Recorded data:
--------------------

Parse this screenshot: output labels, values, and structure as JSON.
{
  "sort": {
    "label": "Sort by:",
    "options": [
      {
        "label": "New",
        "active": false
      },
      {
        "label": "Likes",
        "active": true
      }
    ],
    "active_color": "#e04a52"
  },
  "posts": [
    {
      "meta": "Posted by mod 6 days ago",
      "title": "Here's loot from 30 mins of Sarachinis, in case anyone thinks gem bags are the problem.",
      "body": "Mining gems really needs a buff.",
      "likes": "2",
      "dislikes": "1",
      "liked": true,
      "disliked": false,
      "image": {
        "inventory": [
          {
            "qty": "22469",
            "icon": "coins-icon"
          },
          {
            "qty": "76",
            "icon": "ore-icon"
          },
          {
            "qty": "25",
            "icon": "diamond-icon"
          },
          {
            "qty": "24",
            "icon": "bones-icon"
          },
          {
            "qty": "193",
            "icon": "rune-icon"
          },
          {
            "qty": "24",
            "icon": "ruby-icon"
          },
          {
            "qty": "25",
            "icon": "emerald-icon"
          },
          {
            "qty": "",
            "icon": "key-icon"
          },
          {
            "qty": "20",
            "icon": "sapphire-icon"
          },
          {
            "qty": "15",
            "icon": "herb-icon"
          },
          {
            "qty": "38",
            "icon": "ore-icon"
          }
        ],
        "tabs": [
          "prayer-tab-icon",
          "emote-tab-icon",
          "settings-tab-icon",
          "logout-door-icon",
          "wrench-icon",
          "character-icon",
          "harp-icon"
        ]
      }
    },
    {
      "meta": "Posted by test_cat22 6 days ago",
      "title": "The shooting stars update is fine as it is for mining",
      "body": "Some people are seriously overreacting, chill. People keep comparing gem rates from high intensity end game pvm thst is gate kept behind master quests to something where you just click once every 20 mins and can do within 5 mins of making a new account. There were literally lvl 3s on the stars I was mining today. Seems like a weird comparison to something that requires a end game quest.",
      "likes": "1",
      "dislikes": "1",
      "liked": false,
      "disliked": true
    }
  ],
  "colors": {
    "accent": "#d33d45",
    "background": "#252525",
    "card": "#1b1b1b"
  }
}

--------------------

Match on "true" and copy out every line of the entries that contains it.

#### SOLUTION:
        "active": true
      "liked": true,
      "disliked": true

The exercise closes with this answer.